Residents of the Sylvan Park neighborhood of Nashville filed a petition for writ of certiorari, seeking review of a decision by the Metropolitan Planning Commission to recommend that the Metropolitan Council disapprove an ordinance which would expand the historic conservation overlay district in the neighborhood. Ordinance No. BL2014–807, intended to expand the historic Conservation Overlay District for the Park Elkin section of Sylvan Park, was introduced before the Metropolitan Council, where it passed on first reading; pursuant to Metropolitan Code § 17.40.070, The Planning Commission moved to dismiss the petition, asserting that the Planning Commission’s decision “was only a recommendation and not a ‘final order’ from which an appeal may be taken with a writ of certiorari.” The court granted the motion, holding that the decision by the Planning Commission was not a final order, and the residents appealed.
Pursuant to Tenn. Code Ann. § 27–9–101, judicial review of decisions by boards and commissions is permitted for “anyone who may be aggrieved by any final order or judgment of any board or commission functioning under the laws of this state may have the order or judgment reviewed by the courts.” Furthermore, any decision or action by a board or commission that is not final is not subject to judicial review under the common law writ of certiorari. Here, to protect against random or ad hoc zoning, a super-majority of the Metropolitan Council would be required to override the planning commission’s disapproval of a proposed zoning change. The court found that in light of the specific role assigned to the Planning Commission, and because further action by the Council was needed in order for the proposed ordinance to be enacted, the Planning Commission’s recommendation could not be considered a final order or judgment.

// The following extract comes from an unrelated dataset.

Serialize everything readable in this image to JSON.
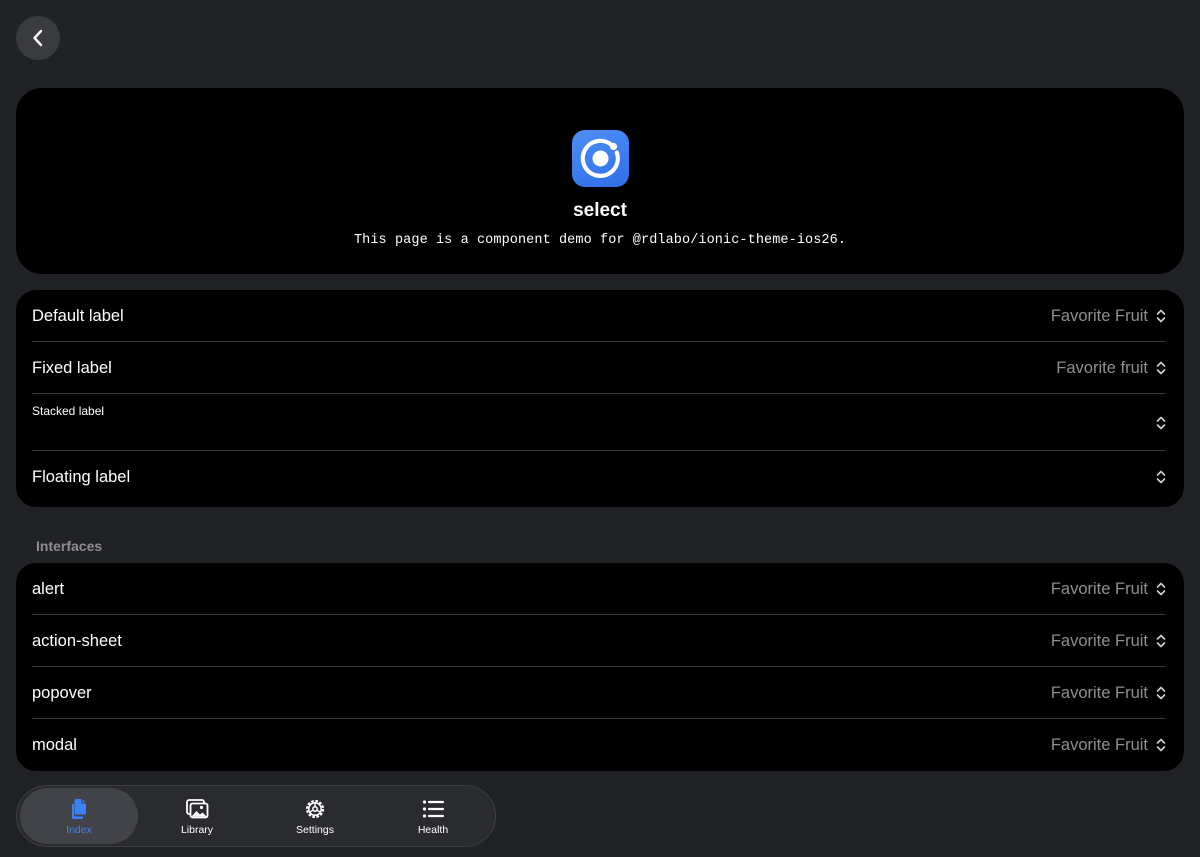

Accordingly, the judgment of the trial court was affirmed.
Historic Sylvan Park, Inc. v Metropolitan Government of Nashville, 2015 WL 5719771 (TN App. 9/29/2015)